→ **YOUR GOAL**:
Please tally the lines below that contain the word "JSON" and reply with the total alone.

→ **Stored items**:
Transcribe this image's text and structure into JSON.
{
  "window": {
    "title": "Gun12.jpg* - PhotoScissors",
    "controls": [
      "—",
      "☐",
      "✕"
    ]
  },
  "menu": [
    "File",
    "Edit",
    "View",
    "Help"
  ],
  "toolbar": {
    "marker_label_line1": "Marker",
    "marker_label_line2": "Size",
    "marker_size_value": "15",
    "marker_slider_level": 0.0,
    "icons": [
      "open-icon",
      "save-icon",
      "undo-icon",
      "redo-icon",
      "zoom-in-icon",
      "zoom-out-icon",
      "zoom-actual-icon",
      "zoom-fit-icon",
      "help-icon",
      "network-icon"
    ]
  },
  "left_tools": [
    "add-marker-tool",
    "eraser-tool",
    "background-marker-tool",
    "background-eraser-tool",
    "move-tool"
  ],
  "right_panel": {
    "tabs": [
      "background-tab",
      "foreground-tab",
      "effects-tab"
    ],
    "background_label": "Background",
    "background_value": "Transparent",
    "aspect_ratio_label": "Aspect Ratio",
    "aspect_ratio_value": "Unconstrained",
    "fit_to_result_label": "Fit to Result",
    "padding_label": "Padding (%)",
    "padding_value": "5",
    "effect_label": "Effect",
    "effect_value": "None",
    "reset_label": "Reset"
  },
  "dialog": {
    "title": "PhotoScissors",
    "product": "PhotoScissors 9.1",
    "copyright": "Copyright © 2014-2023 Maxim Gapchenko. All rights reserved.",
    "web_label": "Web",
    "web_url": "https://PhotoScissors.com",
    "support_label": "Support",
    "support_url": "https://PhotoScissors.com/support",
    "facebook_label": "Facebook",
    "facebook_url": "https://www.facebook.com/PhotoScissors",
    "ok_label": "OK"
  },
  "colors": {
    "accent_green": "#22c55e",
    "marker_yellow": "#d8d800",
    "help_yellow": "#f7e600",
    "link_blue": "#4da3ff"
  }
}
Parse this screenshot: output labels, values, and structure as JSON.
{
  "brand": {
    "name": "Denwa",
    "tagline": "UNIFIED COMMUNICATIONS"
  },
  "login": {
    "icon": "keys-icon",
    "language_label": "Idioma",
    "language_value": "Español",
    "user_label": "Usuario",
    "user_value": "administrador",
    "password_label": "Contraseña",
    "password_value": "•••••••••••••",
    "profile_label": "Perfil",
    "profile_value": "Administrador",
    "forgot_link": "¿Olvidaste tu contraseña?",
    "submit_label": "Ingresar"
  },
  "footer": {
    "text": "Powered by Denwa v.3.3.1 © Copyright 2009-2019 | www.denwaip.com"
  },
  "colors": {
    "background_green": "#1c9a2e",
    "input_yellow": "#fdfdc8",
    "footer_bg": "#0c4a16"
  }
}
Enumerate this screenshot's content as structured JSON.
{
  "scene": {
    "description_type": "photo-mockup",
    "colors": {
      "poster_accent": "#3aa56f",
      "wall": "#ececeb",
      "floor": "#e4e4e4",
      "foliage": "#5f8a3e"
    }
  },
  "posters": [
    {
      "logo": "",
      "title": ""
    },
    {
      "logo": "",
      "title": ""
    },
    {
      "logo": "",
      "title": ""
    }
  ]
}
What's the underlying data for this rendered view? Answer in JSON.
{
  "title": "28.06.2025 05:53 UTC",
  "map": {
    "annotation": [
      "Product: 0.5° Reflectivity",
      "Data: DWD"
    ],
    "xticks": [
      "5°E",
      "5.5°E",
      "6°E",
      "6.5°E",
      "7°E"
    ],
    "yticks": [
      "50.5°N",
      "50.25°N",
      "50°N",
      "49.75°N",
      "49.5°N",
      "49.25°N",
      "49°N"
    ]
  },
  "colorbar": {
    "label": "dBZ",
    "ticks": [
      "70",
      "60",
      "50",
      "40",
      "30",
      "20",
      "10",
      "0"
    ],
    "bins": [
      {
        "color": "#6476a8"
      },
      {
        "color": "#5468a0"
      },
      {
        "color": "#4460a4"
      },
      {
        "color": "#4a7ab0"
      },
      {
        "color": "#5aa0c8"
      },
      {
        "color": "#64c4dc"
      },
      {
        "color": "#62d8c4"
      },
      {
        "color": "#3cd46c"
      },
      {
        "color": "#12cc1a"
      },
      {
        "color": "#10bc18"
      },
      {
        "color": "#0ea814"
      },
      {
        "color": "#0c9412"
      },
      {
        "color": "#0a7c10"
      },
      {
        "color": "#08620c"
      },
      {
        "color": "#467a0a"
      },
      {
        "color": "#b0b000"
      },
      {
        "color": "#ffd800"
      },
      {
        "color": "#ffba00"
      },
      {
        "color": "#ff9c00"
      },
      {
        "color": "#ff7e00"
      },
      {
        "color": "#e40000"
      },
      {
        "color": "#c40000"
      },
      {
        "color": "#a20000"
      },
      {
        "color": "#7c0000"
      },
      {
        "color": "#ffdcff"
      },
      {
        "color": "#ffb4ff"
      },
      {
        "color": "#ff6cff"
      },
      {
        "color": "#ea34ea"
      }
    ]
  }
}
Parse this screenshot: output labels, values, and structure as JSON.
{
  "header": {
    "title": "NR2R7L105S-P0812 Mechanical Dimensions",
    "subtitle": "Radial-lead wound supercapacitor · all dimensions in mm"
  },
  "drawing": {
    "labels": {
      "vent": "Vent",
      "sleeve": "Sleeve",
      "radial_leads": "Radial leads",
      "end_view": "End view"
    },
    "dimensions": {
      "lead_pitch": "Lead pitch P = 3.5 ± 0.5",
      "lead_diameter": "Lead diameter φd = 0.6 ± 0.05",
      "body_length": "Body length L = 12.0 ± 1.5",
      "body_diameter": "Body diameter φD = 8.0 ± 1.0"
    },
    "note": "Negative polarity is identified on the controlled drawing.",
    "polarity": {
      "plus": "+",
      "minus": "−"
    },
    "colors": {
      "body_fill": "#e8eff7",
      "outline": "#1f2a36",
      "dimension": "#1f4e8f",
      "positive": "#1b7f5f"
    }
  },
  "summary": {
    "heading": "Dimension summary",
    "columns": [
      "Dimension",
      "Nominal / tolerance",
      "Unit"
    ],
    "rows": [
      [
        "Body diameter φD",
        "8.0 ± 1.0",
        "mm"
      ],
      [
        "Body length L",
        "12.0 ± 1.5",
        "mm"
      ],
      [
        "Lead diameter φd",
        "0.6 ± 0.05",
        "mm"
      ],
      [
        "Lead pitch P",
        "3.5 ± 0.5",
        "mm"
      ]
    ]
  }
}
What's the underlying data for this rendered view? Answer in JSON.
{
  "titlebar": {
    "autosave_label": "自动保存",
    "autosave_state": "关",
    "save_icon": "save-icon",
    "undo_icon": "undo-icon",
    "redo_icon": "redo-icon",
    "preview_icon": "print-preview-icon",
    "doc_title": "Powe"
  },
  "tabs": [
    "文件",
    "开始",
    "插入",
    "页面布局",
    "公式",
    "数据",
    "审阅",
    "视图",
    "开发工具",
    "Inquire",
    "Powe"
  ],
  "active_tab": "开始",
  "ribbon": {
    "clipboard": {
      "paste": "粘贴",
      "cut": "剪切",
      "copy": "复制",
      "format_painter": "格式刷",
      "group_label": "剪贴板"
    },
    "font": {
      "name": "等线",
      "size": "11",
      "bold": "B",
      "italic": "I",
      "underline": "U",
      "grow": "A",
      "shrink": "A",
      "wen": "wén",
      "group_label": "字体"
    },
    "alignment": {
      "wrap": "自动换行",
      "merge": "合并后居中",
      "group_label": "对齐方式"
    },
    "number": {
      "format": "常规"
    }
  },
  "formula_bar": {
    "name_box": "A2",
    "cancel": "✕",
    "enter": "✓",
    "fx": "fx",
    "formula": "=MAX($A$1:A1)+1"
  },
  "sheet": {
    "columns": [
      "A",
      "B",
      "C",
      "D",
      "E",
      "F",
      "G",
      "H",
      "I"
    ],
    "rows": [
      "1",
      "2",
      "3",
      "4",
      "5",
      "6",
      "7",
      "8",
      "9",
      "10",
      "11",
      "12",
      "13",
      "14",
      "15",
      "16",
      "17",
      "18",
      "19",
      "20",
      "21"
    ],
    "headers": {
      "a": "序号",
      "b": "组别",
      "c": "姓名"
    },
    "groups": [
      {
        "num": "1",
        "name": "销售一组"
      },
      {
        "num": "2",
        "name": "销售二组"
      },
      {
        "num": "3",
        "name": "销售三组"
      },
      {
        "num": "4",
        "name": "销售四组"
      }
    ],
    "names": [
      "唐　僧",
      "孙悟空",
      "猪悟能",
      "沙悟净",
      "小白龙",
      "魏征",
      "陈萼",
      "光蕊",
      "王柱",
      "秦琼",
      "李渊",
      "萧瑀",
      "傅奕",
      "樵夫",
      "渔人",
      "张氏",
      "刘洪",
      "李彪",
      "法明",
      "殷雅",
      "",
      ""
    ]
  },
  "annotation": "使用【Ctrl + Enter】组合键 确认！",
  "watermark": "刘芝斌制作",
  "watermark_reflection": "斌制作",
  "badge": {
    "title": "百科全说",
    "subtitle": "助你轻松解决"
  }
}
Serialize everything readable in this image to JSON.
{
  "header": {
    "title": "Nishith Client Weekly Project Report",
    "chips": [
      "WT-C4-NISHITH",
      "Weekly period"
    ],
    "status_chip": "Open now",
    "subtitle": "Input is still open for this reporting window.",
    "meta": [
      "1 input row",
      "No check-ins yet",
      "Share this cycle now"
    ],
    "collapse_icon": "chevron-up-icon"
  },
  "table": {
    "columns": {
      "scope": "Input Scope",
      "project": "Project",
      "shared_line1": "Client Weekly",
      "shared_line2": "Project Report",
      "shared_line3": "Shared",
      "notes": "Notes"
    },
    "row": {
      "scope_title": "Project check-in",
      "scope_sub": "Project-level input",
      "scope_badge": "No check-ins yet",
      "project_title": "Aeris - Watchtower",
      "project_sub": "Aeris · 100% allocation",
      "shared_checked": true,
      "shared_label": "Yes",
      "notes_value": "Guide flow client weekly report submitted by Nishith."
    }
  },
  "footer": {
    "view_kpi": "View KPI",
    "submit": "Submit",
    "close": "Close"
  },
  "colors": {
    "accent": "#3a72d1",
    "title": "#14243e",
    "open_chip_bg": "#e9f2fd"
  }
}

→ **EXERCISE RESPONSE**:
7